## Exercise:
Which lines in the records below contain the word "anaconda"? Report each of them.

## Exercise data:
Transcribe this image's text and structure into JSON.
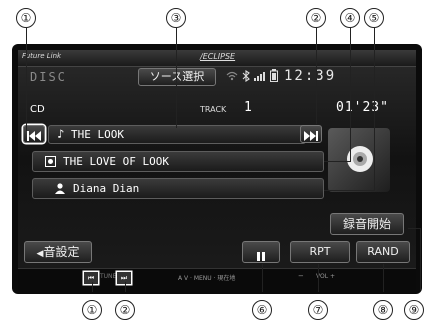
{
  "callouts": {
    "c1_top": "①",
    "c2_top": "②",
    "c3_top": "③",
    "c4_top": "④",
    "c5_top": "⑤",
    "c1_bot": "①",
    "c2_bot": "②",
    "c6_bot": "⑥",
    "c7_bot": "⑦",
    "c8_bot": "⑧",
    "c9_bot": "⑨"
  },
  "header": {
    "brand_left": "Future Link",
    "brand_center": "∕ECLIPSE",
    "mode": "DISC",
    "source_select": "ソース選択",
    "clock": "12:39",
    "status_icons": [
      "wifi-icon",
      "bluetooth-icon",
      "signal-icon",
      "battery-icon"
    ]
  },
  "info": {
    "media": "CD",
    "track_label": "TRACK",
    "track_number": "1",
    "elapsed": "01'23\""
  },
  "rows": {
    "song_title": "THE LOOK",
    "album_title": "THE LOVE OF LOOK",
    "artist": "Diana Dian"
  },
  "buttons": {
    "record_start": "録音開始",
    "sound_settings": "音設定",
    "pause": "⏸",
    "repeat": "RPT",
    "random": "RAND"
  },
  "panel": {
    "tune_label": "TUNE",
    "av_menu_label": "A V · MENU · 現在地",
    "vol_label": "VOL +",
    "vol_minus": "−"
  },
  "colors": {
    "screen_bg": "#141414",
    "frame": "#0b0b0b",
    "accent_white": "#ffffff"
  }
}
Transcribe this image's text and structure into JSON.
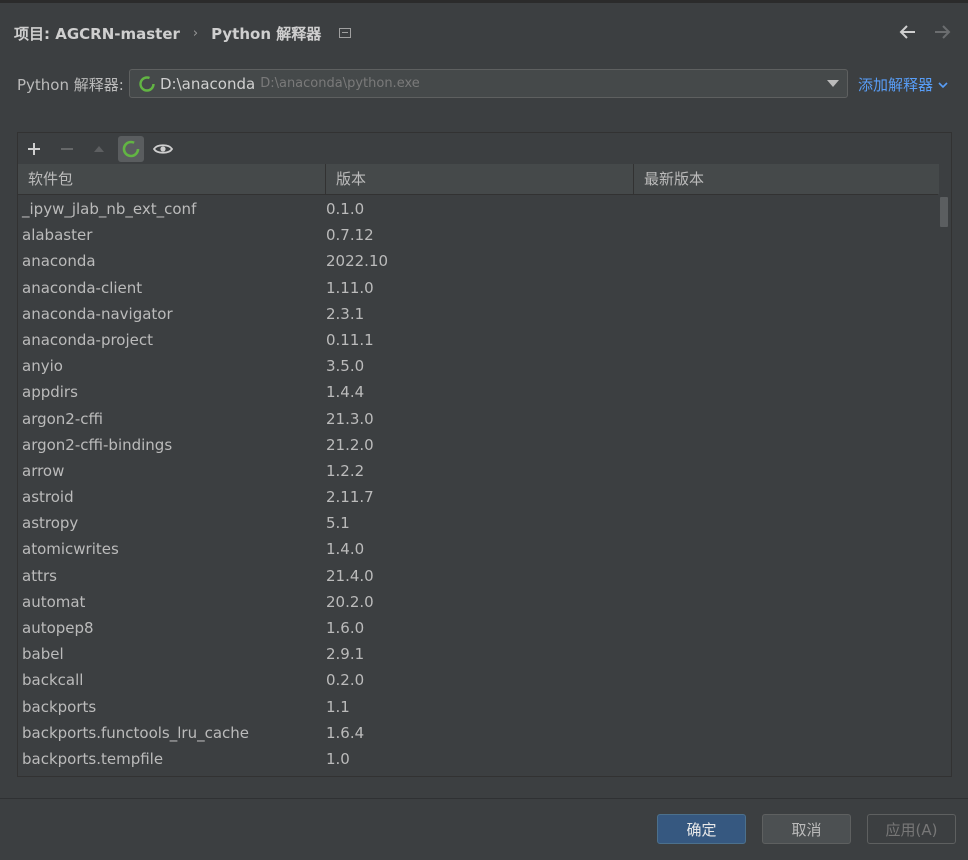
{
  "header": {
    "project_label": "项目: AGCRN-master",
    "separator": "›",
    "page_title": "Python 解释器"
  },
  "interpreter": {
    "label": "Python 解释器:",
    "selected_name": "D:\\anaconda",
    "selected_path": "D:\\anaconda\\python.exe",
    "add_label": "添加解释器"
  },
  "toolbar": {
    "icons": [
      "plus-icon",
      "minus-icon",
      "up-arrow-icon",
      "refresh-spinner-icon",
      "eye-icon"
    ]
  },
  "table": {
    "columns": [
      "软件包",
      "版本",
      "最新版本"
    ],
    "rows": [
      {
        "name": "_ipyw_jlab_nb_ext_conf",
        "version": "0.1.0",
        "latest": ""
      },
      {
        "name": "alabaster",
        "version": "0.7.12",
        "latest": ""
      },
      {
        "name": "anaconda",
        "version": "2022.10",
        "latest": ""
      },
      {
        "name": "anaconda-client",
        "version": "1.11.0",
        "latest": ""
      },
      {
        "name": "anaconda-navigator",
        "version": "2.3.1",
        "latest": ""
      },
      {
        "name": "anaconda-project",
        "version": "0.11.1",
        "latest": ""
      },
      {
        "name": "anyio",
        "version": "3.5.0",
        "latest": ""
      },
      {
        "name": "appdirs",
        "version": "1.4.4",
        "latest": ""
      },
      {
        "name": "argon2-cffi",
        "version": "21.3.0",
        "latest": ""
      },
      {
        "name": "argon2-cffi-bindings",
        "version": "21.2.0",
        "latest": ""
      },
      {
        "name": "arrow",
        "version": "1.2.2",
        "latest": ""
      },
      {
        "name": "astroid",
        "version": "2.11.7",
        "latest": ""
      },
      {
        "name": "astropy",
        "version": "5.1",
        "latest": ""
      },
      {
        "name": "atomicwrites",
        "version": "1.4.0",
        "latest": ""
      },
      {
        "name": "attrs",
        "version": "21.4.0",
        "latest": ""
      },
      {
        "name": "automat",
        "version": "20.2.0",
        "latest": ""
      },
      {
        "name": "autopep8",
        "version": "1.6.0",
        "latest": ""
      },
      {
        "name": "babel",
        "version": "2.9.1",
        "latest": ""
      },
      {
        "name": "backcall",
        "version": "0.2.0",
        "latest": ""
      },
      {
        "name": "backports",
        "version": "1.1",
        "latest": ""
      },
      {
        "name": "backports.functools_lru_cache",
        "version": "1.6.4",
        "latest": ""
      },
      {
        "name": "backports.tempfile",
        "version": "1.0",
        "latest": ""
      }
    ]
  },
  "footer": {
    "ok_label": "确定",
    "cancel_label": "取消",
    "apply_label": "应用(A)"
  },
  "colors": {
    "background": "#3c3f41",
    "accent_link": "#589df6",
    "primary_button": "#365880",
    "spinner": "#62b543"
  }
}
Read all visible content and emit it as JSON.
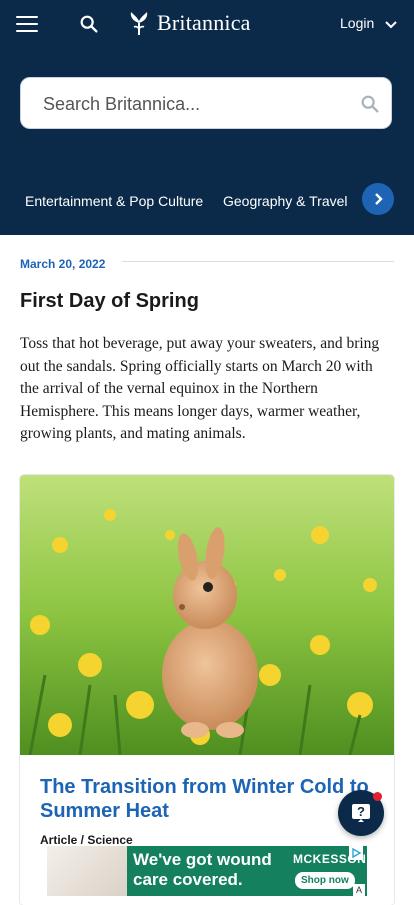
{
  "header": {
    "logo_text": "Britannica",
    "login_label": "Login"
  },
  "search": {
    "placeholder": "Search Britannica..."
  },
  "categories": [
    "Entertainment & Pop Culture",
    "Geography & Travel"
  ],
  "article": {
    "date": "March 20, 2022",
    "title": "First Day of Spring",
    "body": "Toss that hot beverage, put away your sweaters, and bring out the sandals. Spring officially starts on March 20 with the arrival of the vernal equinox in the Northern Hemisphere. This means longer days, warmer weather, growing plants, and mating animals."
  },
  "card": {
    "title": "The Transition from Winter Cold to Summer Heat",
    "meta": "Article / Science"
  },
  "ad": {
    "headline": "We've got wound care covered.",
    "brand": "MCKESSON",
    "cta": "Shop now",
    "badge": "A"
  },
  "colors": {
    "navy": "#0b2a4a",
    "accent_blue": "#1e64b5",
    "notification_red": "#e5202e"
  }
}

## Result of the exercise:
    "selected_name": "D:\\anaconda",
    "selected_path": "D:\\anaconda\\python.exe",
        "name": "anaconda",
        "name": "anaconda-client",
        "name": "anaconda-navigator",
        "name": "anaconda-project",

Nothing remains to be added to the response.